Photo: John Hogg (World Bank)

Project Description

In order to generate income from carbon credits, smallholders need to prove that their fields are capturing carbon. The difficulty is how to measure the amount of carbon captured without incurring significant costs. With support from CCAFS, scientists at the University of Edinburgh are testing a low-cost way for smallholder farmers in sub-Saharan Africa to calculate the expected climate benefits of planting trees, agroforestry, increasing organic inputs to soils and reducing the amount of crop residues burnt. By determining the climate benefits of their agricultural activities at a reasonable cost, smallholders can gain carbon credits, and thus draw additional income from climate funds.

SHAMBA is user-friendly, designed specifically for smallholders in sub-Saharan Africa to calculate carbon capture. Users with little technical expertise can use SHAMBA to estimate how changes in smallholder agricultural practices will generate climate benefits in line with greenhouse gas accounting requirements. SHAMBA calculates the expected climate benefits of tree planting, agroforestry, agricultural practices that increase organic inputs to soils and reducing burning crop residues. The scientists are working to fine tune the Smallholder Agriculture Mitigation Benefits Assessment (SHAMBA) method for calculating climate benefits.


Tests in Mexico, Mozambique and Uganda are experimenting with SHAMBA works. If successful, then Plan Vivo Foundation will put SHAMBA into practice in its projects. Once proven, SHAMBA promises to help rural communities throughout Africa and beyond verify how much carbon their agricultural activities capture and to derive extra income from carbon credits.

If SHAMBA proves successful, the Plan Vivo Foundation will use it for projects throughout sub-Saharan Africa. Plan Vivo is a Scottish charity that provides support to communities to manage their natural resources more sustainably with a view to generating climate, livelihood and ecosystem benefits.


A full description of the tools’ parameters can be downloaded from the CCAFS website here. The tool is publicly available at and is accompanied by a tool description, user guide and methodology. The tool contains its own help. The web interface of the tool is viewable at:

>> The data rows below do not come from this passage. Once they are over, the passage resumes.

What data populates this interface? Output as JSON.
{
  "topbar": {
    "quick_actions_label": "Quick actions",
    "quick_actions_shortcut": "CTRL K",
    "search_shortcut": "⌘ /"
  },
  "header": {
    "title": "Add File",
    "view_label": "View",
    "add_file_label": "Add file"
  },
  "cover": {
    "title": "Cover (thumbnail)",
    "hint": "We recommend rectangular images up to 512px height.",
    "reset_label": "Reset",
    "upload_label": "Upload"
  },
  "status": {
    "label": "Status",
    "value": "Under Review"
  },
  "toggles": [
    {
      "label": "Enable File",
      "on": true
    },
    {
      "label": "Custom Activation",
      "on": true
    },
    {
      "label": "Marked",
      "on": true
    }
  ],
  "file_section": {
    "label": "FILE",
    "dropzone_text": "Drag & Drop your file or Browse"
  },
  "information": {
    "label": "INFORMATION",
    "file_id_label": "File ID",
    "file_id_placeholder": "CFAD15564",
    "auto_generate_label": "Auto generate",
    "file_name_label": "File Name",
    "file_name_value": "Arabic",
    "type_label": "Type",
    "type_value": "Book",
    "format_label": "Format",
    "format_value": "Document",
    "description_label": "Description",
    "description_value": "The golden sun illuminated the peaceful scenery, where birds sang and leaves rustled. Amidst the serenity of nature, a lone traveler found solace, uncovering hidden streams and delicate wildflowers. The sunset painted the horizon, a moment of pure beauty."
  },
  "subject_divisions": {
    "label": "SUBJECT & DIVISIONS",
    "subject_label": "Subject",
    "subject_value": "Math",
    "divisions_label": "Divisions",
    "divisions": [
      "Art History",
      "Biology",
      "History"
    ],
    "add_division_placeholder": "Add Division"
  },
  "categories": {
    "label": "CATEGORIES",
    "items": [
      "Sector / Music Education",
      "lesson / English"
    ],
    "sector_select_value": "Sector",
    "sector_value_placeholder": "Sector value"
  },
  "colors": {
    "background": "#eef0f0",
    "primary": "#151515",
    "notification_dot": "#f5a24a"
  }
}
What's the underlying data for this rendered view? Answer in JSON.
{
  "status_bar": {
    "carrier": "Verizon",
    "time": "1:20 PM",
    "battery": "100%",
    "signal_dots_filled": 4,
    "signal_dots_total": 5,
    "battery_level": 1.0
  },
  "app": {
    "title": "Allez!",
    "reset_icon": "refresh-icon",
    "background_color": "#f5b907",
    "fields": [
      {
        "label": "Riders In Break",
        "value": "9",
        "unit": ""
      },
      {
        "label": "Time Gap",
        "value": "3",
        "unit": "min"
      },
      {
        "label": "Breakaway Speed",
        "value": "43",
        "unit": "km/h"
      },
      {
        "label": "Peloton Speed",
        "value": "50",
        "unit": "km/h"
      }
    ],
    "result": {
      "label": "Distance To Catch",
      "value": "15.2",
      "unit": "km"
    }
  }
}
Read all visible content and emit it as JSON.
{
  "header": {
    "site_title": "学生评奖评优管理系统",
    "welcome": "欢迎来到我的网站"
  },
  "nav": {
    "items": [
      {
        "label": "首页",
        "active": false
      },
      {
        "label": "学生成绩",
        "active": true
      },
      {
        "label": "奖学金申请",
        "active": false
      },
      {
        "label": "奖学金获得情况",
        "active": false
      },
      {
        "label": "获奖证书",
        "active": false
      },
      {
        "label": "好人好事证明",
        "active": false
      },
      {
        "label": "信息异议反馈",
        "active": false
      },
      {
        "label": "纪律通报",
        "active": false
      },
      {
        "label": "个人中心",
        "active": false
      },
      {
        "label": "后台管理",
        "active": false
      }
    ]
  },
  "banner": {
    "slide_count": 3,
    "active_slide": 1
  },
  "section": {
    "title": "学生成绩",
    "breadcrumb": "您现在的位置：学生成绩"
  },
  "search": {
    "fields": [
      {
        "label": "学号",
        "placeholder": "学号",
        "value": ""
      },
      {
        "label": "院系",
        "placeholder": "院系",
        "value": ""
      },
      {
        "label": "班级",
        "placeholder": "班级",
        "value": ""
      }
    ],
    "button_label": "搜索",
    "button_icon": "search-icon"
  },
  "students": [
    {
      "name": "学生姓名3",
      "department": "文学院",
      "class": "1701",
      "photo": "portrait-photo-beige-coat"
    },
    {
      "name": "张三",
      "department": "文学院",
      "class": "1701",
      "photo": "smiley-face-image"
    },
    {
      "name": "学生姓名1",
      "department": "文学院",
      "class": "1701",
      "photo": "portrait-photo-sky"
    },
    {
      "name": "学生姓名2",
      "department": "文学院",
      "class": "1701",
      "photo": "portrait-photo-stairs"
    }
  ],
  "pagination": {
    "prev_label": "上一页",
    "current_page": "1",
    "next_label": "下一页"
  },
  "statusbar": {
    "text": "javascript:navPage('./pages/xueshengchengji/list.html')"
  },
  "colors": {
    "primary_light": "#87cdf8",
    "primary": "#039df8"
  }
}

The University of Edinburgh and CCAFS worked together to develop this tool, and the University of Edinburgh, Bioclimate and Plan Vivo are now working together to increase the use of this tool beyond the initial projects in sub-Saharan Africa. The aim is to estimate climate benefits from other geographical regions and land use practices, as well as reporting metrics describing impacts on resilience and yields, allowing smallholders to contribute to – and benefit from – low-emissions development.